Don't stop, good people. You heard the ways you can get ahold of Jason Moore with Midnight Oil Productions and the Both And Training. If you'd like to get ahold of me, the best way to do that is at [email protected] If you go to the site, pastoringinthedigitalparish.com, you'll find show notes for this episode, which includes links to some of the people Jason mentioned as doing some creative stuff in their hybrid worship. So check there for some video links.

We're off into a new season. All right. Check back next week for the newest episode of Pastoring in the Digital Parish. I want to thank United Methodist Communications for sponsoring this podcast. Also, a big shout out to Reed Gaines, our audio editor, who makes my sometimes rambling questions sound so succinct and on point. My name is Ryan Dunn. I'll talk with you again soon. Peace.

 

 

On this episode

Jason Moore on maximizing engagement in hybrid worship.

Jason Moore has presented his Both/And worship training for just about every United Methodist conference in the US.  Jason runs Midnight Oil Productions and previously worked as a graphic and animation artist at the Ginghamsburg United Methodist Church in Ohio. He’s co-authored several books, including From Franchise to Local Dive: Multiplying Your Church by Discovering Your Contextual Flavor

Ryan Dunn, co-host and producer of the Compass Podcast

Our proctor/host is the Rev. Ryan Dunn, a Minister of Online Engagement for United Methodist Communications.
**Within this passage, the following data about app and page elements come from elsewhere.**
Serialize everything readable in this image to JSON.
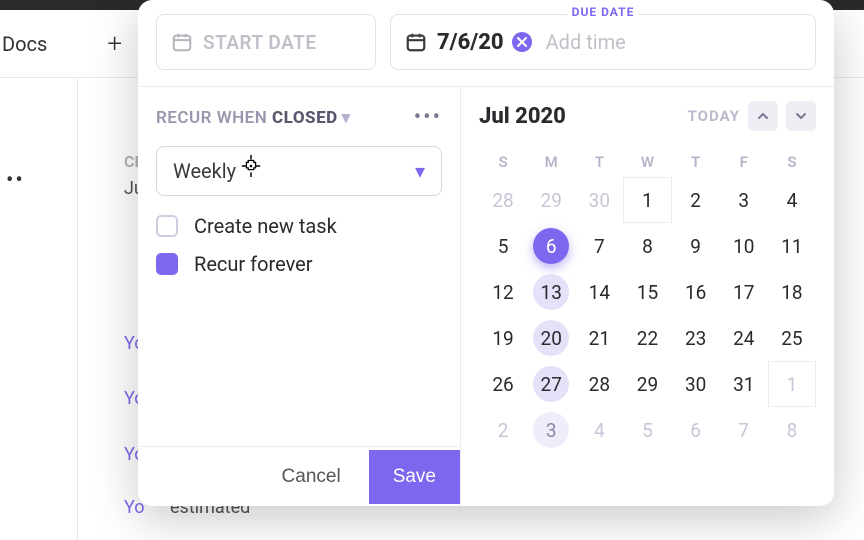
{
  "background": {
    "docs_label": "Docs",
    "plus_label": "+",
    "crumb1": "CR",
    "crumb2": "Ju",
    "link_text": "Yo",
    "estimated": "estimated"
  },
  "date_inputs": {
    "start_placeholder": "START DATE",
    "due_label": "DUE DATE",
    "due_value": "7/6/20",
    "add_time": "Add time"
  },
  "recur": {
    "label_prefix": "RECUR WHEN ",
    "label_state": "CLOSED",
    "dropdown_value": "Weekly",
    "create_new_task": "Create new task",
    "recur_forever": "Recur forever",
    "create_checked": false,
    "forever_checked": true
  },
  "footer": {
    "cancel": "Cancel",
    "save": "Save"
  },
  "calendar": {
    "title": "Jul 2020",
    "today": "TODAY",
    "weekdays": [
      "S",
      "M",
      "T",
      "W",
      "T",
      "F",
      "S"
    ],
    "rows": [
      [
        {
          "d": "28",
          "o": true
        },
        {
          "d": "29",
          "o": true
        },
        {
          "d": "30",
          "o": true
        },
        {
          "d": "1",
          "box": true
        },
        {
          "d": "2"
        },
        {
          "d": "3"
        },
        {
          "d": "4"
        }
      ],
      [
        {
          "d": "5"
        },
        {
          "d": "6",
          "sel": true
        },
        {
          "d": "7"
        },
        {
          "d": "8"
        },
        {
          "d": "9"
        },
        {
          "d": "10"
        },
        {
          "d": "11"
        }
      ],
      [
        {
          "d": "12"
        },
        {
          "d": "13",
          "hl": true
        },
        {
          "d": "14"
        },
        {
          "d": "15"
        },
        {
          "d": "16"
        },
        {
          "d": "17"
        },
        {
          "d": "18"
        }
      ],
      [
        {
          "d": "19"
        },
        {
          "d": "20",
          "hl": true
        },
        {
          "d": "21"
        },
        {
          "d": "22"
        },
        {
          "d": "23"
        },
        {
          "d": "24"
        },
        {
          "d": "25"
        }
      ],
      [
        {
          "d": "26"
        },
        {
          "d": "27",
          "hl": true
        },
        {
          "d": "28"
        },
        {
          "d": "29"
        },
        {
          "d": "30"
        },
        {
          "d": "31"
        },
        {
          "d": "1",
          "o": true,
          "box": true
        }
      ],
      [
        {
          "d": "2",
          "o": true
        },
        {
          "d": "3",
          "fade": true,
          "o": true
        },
        {
          "d": "4",
          "o": true
        },
        {
          "d": "5",
          "o": true
        },
        {
          "d": "6",
          "o": true
        },
        {
          "d": "7",
          "o": true
        },
        {
          "d": "8",
          "o": true
        }
      ]
    ]
  }
}
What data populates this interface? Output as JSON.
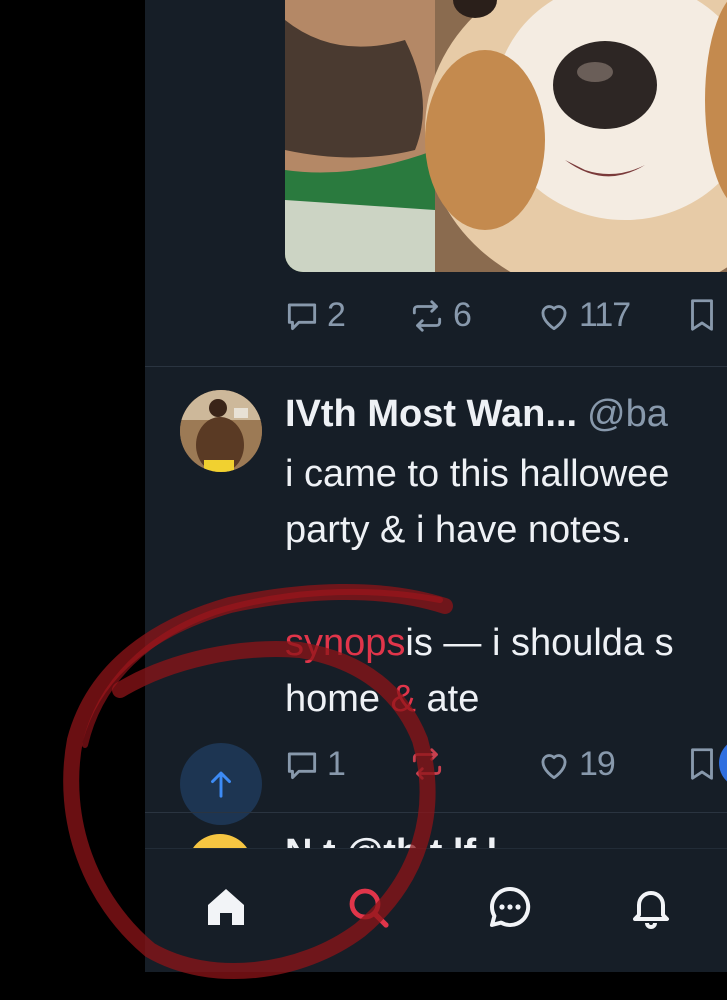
{
  "post1": {
    "image_alt": "man with beard cuddling a corgi",
    "stats": {
      "replies": "2",
      "reposts": "6",
      "likes": "117"
    }
  },
  "post2": {
    "author_name": "IVth Most Wan...",
    "author_handle": "@ba",
    "text_line1": "i came to this hallowee",
    "text_line2": "party & i have notes.",
    "text_line3_part1": "synops",
    "text_line3_part2": "is — i shoulda s",
    "text_line4_part1": "home ",
    "text_line4_amp": "&",
    "text_line4_part2": " ate",
    "stats": {
      "replies": "1",
      "reposts": "",
      "likes": "19"
    }
  },
  "post3_peek": {
    "text": "N t @th t lf l"
  },
  "bottom_nav": {
    "items": [
      {
        "name": "home",
        "icon": "home-icon"
      },
      {
        "name": "search",
        "icon": "search-icon"
      },
      {
        "name": "chat",
        "icon": "chat-bubble-icon"
      },
      {
        "name": "notifications",
        "icon": "bell-icon"
      }
    ]
  },
  "colors": {
    "background": "#161e27",
    "text": "#eef1f5",
    "muted": "#8899ac",
    "accent_red": "#e0354a",
    "scroll_top_bg": "#1d3552",
    "scroll_top_arrow": "#3d8bf5"
  }
}
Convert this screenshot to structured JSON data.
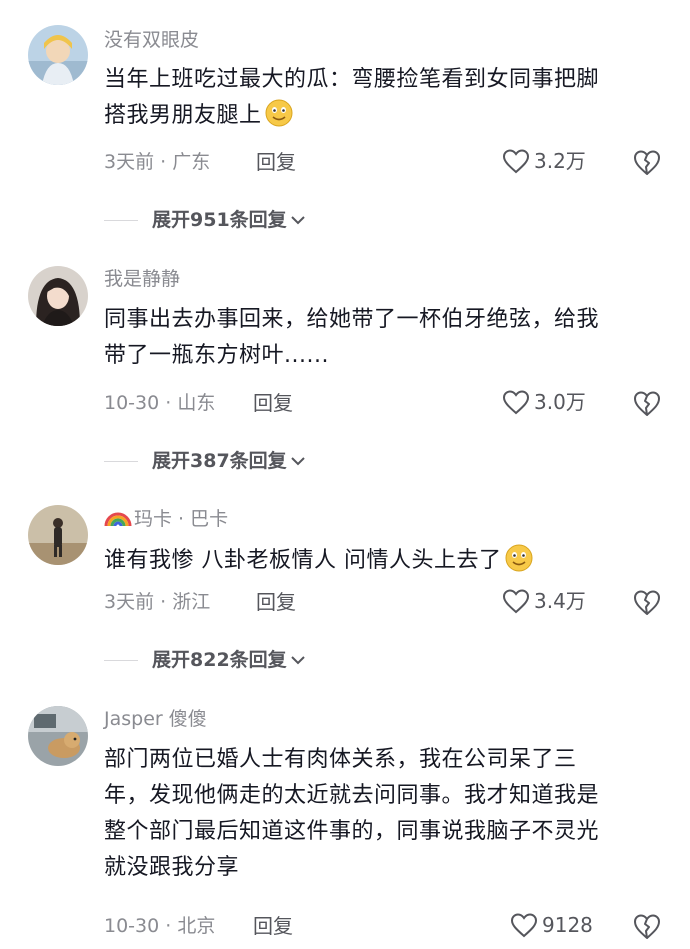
{
  "comments": [
    {
      "username": "没有双眼皮",
      "text_line1": "当年上班吃过最大的瓜：弯腰捡笔看到女同事把脚",
      "text_line2": "搭我男朋友腿上",
      "time": "3天前",
      "location": "广东",
      "reply_label": "回复",
      "likes": "3.2万",
      "expand_label": "展开951条回复"
    },
    {
      "username": "我是静静",
      "text_line1": "同事出去办事回来，给她带了一杯伯牙绝弦，给我",
      "text_line2": "带了一瓶东方树叶......",
      "time": "10-30",
      "location": "山东",
      "reply_label": "回复",
      "likes": "3.0万",
      "expand_label": "展开387条回复"
    },
    {
      "username": "玛卡 · 巴卡",
      "text_line1": "谁有我惨 八卦老板情人 问情人头上去了",
      "time": "3天前",
      "location": "浙江",
      "reply_label": "回复",
      "likes": "3.4万",
      "expand_label": "展开822条回复"
    },
    {
      "username": "Jasper 傻傻",
      "text_line1": "部门两位已婚人士有肉体关系，我在公司呆了三",
      "text_line2": "年，发现他俩走的太近就去问同事。我才知道我是",
      "text_line3": "整个部门最后知道这件事的，同事说我脑子不灵光",
      "text_line4": "就没跟我分享",
      "time": "10-30",
      "location": "北京",
      "reply_label": "回复",
      "likes": "9128"
    }
  ],
  "meta_separator": " · ",
  "colors": {
    "primary_text": "#161823",
    "secondary_text": "#8a8b91",
    "action_text": "#55565c",
    "background": "#ffffff"
  },
  "icons": {
    "like": "heart-outline-icon",
    "dislike": "broken-heart-icon",
    "expand": "chevron-down-icon",
    "emoji": "smiley-emoji-icon",
    "rainbow": "rainbow-emoji-icon"
  }
}
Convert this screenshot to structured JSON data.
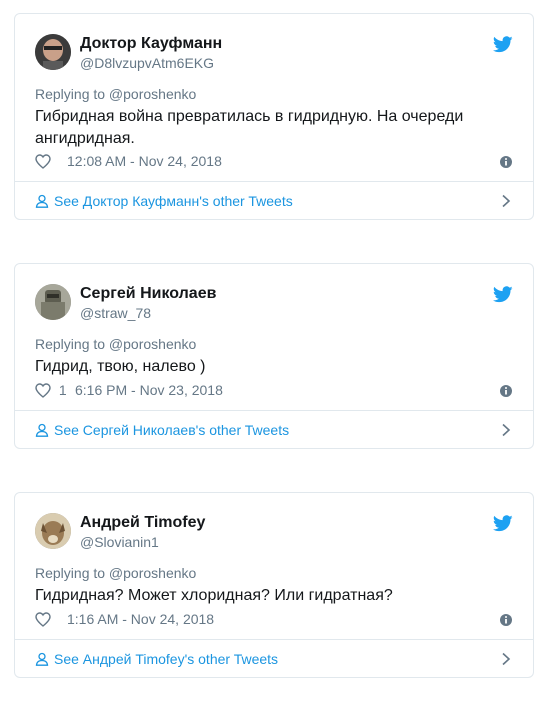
{
  "colors": {
    "accent": "#1da1f2",
    "link": "#1b95e0",
    "muted": "#657786",
    "border": "#e1e8ed",
    "text": "#14171a"
  },
  "tweets": [
    {
      "name": "Доктор Кауфманн",
      "handle": "@D8lvzupvAtm6EKG",
      "replying": "Replying to @poroshenko",
      "text": "Гибридная война превратилась в гидридную. На очереди ангидридная.",
      "likes": "",
      "time": "12:08 AM - Nov 24, 2018",
      "more": "See Доктор Кауфманн's other Tweets",
      "avatar_icon": "avatar-photo-icon"
    },
    {
      "name": "Сергей Николаев",
      "handle": "@straw_78",
      "replying": "Replying to @poroshenko",
      "text": "Гидрид, твою, налево )",
      "likes": "1",
      "time": "6:16 PM - Nov 23, 2018",
      "more": "See Сергей Николаев's other Tweets",
      "avatar_icon": "avatar-photo-icon"
    },
    {
      "name": "Андрей Timofey",
      "handle": "@Slovianin1",
      "replying": "Replying to @poroshenko",
      "text": "Гидридная? Может хлоридная? Или гидратная?",
      "likes": "",
      "time": "1:16 AM - Nov 24, 2018",
      "more": "See Андрей Timofey's other Tweets",
      "avatar_icon": "avatar-photo-icon"
    }
  ]
}
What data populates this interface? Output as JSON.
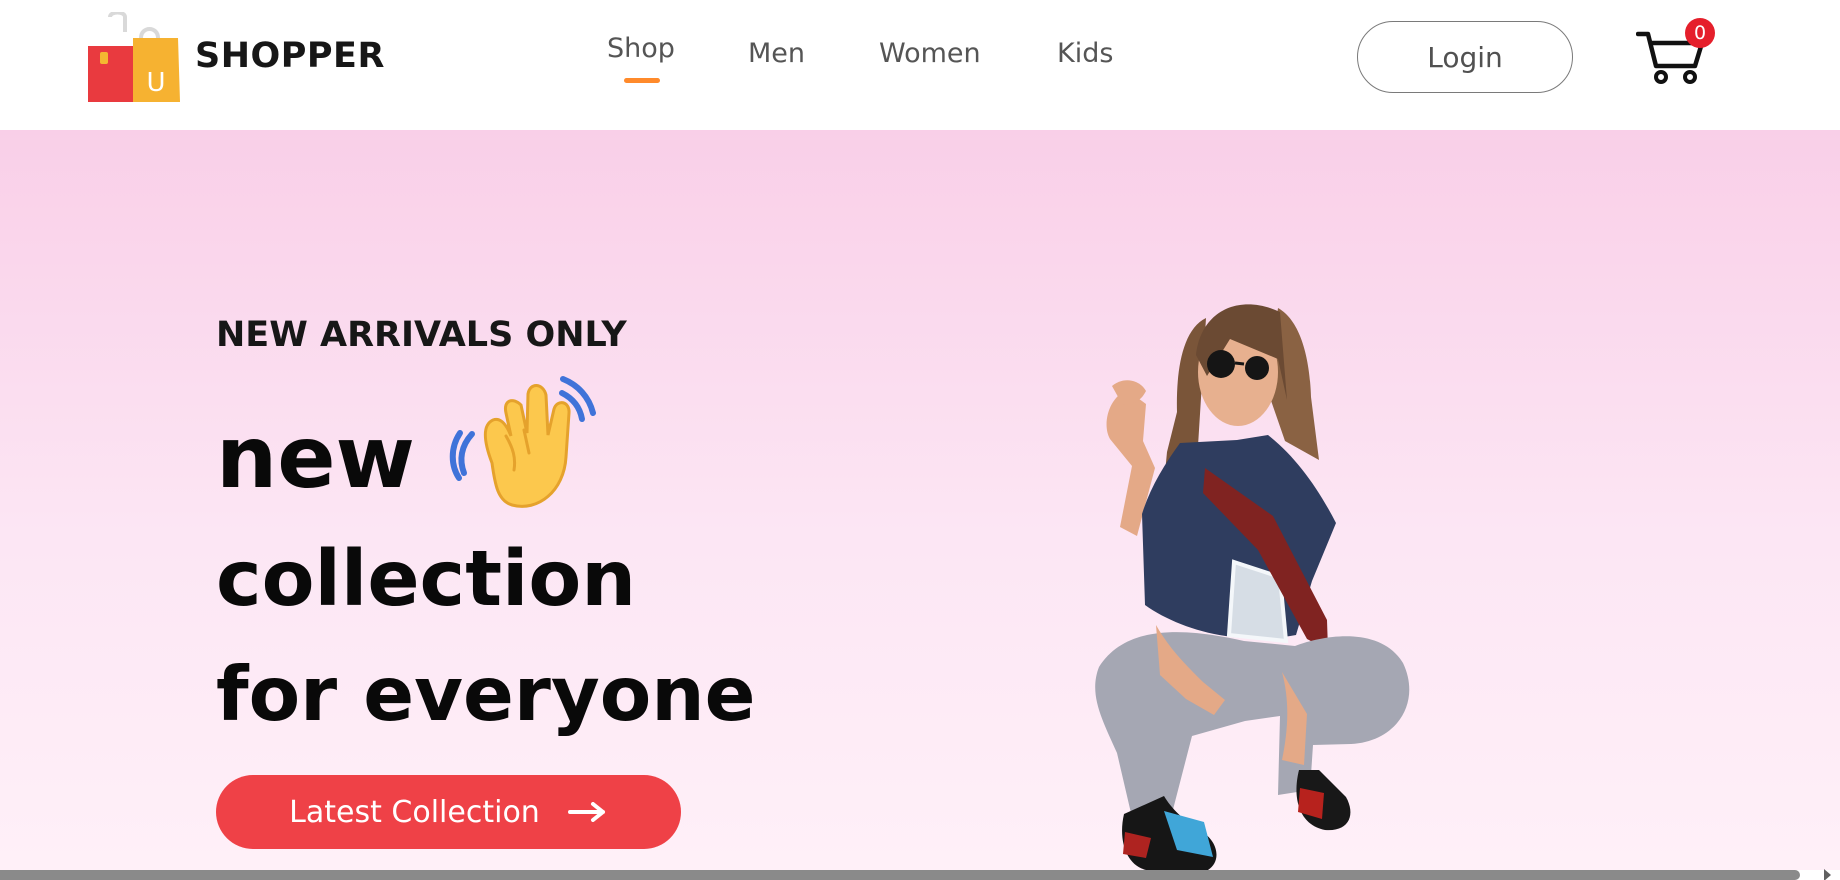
{
  "brand": {
    "name": "SHOPPER",
    "logo_icon": "shopping-bags-icon",
    "logo_letter": "U"
  },
  "nav": {
    "items": [
      {
        "label": "Shop",
        "active": true
      },
      {
        "label": "Men",
        "active": false
      },
      {
        "label": "Women",
        "active": false
      },
      {
        "label": "Kids",
        "active": false
      }
    ]
  },
  "header": {
    "login_label": "Login",
    "cart_icon": "cart-icon",
    "cart_count": "0"
  },
  "hero": {
    "eyebrow": "NEW ARRIVALS ONLY",
    "headline_lines": [
      "new",
      "collection",
      "for everyone"
    ],
    "hand_icon": "waving-hand-icon",
    "cta_label": "Latest Collection",
    "cta_icon": "arrow-right-icon",
    "image_icon": "fashion-model-image"
  },
  "colors": {
    "accent": "#ef4147",
    "active_underline": "#ff8a2b",
    "badge": "#e51f2b",
    "hero_background_top": "#f9cfe8",
    "hero_background_bottom": "#fff0f8"
  }
}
Ryan manages the digital brand presence of Rethink Church, co-hosts and produces the Compass Podcast, manages his personal brand, and obsesses with finding ways to offer new expression of grace.